╭──
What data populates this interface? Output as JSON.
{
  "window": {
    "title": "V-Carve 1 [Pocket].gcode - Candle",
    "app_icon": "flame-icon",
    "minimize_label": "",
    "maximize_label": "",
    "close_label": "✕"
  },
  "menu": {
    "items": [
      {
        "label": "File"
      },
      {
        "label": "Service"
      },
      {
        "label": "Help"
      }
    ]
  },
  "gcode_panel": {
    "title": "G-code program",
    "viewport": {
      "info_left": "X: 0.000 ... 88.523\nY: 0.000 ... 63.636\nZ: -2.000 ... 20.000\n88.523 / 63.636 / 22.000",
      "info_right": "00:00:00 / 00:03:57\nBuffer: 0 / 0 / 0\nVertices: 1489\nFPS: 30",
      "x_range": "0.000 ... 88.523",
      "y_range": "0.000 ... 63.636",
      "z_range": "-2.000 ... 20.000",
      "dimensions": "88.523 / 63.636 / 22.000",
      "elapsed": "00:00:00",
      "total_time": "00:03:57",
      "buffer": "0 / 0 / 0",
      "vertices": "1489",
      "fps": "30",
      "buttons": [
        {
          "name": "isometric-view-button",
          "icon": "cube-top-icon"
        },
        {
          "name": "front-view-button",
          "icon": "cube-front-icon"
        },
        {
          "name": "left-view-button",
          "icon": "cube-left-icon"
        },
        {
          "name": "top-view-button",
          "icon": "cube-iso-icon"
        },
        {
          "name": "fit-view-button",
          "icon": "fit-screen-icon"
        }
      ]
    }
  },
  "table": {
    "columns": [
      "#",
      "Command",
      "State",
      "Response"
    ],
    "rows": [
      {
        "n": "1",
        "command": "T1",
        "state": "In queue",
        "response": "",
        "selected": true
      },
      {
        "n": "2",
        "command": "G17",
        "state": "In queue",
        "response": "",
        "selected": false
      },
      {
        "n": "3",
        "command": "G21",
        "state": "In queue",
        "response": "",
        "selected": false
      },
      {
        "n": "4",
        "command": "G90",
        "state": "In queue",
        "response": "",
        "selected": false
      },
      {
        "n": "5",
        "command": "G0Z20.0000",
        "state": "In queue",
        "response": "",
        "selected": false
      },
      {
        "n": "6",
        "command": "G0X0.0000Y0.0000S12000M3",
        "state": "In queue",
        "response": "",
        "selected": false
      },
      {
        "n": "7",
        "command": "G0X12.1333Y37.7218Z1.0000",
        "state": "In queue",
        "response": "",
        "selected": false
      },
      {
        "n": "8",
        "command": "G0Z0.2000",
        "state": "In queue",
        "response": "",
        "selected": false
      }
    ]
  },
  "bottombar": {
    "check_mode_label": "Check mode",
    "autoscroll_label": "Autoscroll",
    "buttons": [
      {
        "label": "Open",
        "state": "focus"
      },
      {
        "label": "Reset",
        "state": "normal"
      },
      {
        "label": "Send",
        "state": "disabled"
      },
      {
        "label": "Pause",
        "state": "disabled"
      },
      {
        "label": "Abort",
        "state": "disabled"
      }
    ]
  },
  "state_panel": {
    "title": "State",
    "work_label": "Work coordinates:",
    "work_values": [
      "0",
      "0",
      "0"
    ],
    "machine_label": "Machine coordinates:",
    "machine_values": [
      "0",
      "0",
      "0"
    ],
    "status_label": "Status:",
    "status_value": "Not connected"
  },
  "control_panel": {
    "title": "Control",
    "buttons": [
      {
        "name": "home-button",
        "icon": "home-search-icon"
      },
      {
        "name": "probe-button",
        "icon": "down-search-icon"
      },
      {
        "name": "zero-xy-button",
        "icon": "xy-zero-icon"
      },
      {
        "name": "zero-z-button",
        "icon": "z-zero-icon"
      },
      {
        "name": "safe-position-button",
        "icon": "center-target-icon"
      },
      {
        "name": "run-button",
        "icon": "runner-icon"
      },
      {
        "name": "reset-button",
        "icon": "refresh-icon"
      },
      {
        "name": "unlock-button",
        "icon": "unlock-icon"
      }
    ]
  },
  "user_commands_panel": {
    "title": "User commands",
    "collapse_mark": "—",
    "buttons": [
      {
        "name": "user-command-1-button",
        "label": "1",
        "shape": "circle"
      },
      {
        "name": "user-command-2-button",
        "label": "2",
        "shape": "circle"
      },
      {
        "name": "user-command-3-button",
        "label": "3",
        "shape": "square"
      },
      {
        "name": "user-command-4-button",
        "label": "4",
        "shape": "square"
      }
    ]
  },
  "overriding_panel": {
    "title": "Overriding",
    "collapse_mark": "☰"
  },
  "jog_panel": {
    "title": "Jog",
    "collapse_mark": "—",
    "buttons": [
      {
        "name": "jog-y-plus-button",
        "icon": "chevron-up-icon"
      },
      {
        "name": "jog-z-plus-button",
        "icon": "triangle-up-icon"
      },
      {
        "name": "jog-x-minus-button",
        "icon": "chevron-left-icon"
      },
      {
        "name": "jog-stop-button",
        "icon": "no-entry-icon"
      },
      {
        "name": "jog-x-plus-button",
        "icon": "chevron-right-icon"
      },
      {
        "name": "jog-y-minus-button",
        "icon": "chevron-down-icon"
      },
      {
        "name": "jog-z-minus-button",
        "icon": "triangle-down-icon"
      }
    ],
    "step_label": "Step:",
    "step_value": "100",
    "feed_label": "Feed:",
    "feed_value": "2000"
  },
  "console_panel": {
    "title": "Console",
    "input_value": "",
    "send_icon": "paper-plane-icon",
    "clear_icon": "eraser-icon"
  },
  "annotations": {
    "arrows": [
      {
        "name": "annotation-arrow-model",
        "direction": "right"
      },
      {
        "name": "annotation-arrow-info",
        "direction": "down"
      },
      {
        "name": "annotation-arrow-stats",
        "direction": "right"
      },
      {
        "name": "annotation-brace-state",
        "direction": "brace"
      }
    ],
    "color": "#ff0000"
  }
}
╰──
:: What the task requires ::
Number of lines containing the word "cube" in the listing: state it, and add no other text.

:: Solution ::
4